Ms. SENGUPTA: If today I find I want to move in with my boyfriend, they won't allow that. Society will not accept. But if I go out with a guy for some years and then say that - Mom, Dad, I want to marry this guy and then my family approves of it, they'll say yes, go ahead.

REEVES: Tiyasha says there's one quality her partner must have.

Ms. SENGUPTA: Yeah, you should always argue, like all the great men. Even George Washington and Ben Franklin, they argued with the like, British colonies and they built their country. So why not us?

REEVES: This conversation has been illuminating. These young women challenge the status quo. They believe that's the right way to tackle the future.

Ms. SENGUPTA: Yeah, you should always argue, like all the great men, even George Washington and Ben Franklin, they argued with the, like, British colonies and they built a country. So why not us?

REEVES: So this is the place in which our journey begins. There's a big tree with truckers sitting underneath it, drinking tea and playing cards.
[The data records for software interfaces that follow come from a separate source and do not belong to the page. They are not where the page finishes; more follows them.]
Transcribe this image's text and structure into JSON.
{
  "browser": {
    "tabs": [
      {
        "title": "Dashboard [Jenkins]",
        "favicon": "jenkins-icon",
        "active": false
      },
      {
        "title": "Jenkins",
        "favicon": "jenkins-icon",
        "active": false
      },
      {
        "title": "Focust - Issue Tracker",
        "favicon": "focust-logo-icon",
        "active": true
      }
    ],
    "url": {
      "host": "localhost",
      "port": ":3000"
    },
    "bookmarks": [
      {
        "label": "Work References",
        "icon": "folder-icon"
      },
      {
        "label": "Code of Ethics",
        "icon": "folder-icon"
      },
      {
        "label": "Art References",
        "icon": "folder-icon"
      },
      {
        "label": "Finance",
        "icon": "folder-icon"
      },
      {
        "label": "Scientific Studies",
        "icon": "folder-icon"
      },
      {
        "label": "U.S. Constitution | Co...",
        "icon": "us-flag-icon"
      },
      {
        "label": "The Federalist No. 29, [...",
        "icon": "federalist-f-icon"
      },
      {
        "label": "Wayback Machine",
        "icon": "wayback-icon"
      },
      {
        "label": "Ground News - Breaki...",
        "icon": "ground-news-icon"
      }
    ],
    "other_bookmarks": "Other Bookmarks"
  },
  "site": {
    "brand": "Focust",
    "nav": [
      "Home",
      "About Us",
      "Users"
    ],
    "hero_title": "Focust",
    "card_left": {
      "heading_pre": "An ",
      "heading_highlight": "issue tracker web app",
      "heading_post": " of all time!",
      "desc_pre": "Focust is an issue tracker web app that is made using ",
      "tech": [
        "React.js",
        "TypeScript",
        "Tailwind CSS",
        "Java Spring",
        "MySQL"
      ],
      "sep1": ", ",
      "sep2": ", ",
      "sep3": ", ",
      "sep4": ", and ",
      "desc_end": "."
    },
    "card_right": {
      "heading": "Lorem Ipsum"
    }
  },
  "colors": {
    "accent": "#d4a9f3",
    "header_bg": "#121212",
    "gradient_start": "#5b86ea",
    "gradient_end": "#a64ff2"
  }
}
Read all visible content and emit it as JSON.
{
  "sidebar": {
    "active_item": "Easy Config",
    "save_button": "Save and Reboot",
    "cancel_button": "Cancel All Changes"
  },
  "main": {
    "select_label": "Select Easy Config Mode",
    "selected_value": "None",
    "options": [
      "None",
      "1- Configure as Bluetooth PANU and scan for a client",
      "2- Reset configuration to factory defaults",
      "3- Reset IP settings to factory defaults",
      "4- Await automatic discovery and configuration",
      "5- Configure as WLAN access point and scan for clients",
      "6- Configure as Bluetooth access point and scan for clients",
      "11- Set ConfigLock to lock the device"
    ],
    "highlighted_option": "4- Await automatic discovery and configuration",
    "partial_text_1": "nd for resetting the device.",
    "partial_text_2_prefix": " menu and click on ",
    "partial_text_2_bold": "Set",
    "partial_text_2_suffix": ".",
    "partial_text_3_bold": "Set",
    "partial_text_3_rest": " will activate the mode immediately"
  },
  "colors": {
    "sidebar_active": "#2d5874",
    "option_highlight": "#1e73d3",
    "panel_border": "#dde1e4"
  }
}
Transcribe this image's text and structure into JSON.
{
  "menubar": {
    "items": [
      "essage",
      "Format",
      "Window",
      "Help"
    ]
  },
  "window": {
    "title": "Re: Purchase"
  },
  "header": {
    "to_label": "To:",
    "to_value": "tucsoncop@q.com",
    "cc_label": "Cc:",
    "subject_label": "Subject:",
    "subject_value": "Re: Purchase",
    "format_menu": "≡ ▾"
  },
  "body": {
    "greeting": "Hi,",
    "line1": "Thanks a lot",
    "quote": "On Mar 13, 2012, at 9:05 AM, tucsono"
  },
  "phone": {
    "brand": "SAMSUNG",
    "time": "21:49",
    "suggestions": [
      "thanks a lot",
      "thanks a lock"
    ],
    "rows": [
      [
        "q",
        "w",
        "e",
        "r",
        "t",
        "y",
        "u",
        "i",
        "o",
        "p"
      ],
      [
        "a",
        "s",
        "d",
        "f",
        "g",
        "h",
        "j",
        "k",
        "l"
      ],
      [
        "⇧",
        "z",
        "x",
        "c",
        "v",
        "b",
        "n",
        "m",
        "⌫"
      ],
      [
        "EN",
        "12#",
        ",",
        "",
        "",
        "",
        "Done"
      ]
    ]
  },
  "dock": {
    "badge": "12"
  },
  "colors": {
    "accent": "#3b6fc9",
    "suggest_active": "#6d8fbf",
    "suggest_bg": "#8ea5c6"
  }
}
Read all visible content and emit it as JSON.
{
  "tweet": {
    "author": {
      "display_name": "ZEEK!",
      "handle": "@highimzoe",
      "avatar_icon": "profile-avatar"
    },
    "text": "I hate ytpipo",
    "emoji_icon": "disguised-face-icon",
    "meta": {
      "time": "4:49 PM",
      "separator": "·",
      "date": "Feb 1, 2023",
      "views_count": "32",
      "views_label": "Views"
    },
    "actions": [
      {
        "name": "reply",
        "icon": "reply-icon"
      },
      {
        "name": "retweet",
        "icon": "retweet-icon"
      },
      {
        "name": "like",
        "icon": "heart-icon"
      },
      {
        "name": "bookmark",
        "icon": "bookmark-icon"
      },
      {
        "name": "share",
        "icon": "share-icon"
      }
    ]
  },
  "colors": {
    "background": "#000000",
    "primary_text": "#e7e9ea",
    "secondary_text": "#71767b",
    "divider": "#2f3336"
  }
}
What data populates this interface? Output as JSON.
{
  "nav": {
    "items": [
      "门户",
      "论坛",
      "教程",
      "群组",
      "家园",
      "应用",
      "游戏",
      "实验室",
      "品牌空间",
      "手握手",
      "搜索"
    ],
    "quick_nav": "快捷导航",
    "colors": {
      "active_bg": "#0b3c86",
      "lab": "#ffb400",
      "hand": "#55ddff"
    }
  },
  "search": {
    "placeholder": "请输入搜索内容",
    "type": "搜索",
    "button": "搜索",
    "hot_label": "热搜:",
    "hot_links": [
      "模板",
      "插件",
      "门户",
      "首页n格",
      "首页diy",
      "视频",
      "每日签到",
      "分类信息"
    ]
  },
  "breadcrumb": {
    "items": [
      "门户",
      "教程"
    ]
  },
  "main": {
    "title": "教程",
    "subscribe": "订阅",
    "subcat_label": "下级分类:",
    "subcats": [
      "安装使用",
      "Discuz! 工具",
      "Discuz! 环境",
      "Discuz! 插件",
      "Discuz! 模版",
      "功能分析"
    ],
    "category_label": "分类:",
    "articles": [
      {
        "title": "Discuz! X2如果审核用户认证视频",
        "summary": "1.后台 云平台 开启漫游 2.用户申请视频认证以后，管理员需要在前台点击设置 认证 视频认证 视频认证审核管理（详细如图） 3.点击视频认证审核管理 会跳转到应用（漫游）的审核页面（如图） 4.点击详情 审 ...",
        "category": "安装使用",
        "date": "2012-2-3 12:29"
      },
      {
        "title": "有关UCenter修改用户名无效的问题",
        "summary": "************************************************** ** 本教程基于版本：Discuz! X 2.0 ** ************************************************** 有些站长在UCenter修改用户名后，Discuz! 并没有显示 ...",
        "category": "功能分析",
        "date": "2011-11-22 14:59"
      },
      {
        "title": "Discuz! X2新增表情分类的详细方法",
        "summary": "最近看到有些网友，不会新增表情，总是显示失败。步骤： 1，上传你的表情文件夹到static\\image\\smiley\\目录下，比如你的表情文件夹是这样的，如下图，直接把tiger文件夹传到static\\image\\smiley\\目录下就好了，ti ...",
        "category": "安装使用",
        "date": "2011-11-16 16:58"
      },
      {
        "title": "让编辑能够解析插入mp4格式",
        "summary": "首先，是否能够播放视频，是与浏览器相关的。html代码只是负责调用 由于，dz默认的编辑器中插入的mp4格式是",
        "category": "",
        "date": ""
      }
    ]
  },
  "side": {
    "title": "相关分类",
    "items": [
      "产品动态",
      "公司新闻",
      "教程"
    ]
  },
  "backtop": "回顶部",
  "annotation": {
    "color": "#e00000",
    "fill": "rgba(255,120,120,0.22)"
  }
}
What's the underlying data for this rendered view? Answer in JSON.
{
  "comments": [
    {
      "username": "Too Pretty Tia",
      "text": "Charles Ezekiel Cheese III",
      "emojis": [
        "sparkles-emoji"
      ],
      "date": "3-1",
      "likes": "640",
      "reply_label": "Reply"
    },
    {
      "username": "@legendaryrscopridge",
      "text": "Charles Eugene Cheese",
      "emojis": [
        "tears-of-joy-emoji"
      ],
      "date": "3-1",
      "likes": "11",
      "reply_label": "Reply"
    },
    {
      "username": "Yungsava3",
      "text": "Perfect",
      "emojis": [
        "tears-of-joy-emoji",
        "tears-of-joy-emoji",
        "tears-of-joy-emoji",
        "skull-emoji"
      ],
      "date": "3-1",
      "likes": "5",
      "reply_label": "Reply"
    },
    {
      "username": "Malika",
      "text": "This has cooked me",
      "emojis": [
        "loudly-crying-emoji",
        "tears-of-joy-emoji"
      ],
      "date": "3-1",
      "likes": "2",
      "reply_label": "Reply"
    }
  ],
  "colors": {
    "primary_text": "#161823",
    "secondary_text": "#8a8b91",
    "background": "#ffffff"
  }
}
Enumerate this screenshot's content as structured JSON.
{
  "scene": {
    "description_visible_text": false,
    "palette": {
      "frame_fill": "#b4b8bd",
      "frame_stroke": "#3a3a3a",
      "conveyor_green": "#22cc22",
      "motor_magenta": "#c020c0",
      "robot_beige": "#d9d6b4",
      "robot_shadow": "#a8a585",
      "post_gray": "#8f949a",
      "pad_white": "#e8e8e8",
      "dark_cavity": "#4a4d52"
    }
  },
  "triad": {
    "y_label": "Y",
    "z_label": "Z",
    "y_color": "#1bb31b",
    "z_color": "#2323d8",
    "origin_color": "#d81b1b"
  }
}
There's some damp-listed(ph), very rundown apartments, and it's right by a railway crossing. The little tea stand - so a lot of people who leave from here grab a cup of tea before they go, which is what we're going to do. So, there's the tea cup gone, let's go.

(Soundbite of car starting)

REEVES: In an hour or two, we'll be on a big, modern highway that sweeps across North India.

(Soundbite of car horns)

REEVES: But first, the Grand Trunk Road has to barge its way out of Kolkata. Buses, cars, bikes, rickshaws and animals form a scrum. Slowly they shove their way along, past temples and tea stores, mosques, schools, and countless tiny shops. Beside this road you can dye your hair red, purchase a fish from the Ganges, enroll as a communist, worship a god of your choice, or stop for a roadside concert given by kids.

(Soundbite of drumming)

REEVES: A few hundred years ago, this road was bedeviled by highwaymen known as thugs. They garroted travelers to appease their blood-thirsty god. Today, in remote areas of the road, criminals sometimes rob travelers. Leftist rebels are also active.

We see some truckers resting by the roadside, and stop to ask about the dangers ahead. They're sitting on charpoys, beds made of wood and rope. There's nothing to worry about, says Birjender Rai.

Mr. BIRJENDER RAI: (Through Translator) The biggest advice I would give is, you know, drive slowly, drive patiently.

REEVES: Sounds boring. We have 1,200 miles ahead of us. How do we keep awake? Sing says Ashok Dhara, a veteran of the Grand Trunk Road. He shows us how.

Mr. ASHOK DHARA: (Singing in foreign language)

REEVES; Philip Reeves, NPR News.

INSKEEP: NPR's Philip Reeves is moving westward along the Grand Trunk Road, so over the coming days he'll be moving closer to me, on the India-Pakistan border. You can see images of the Grand Trunk Road at npr.org. You can follow us on Facebook or on Twitter. Tomorrow, we'll meet a young Indian man who wants to succeed - through study, or through India's version of "American Idol."

This is NPR News.

Copyright © 2010 NPR. All rights reserved. Visit our website terms of use and permissions pages at www.npr.org for further information.

NPR transcripts are created on a rush deadline by an NPR contractor. This text may not be in its final form and may be updated or revised in the future. Accuracy and availability may vary. The authoritative record of NPR’s programming is the audio record.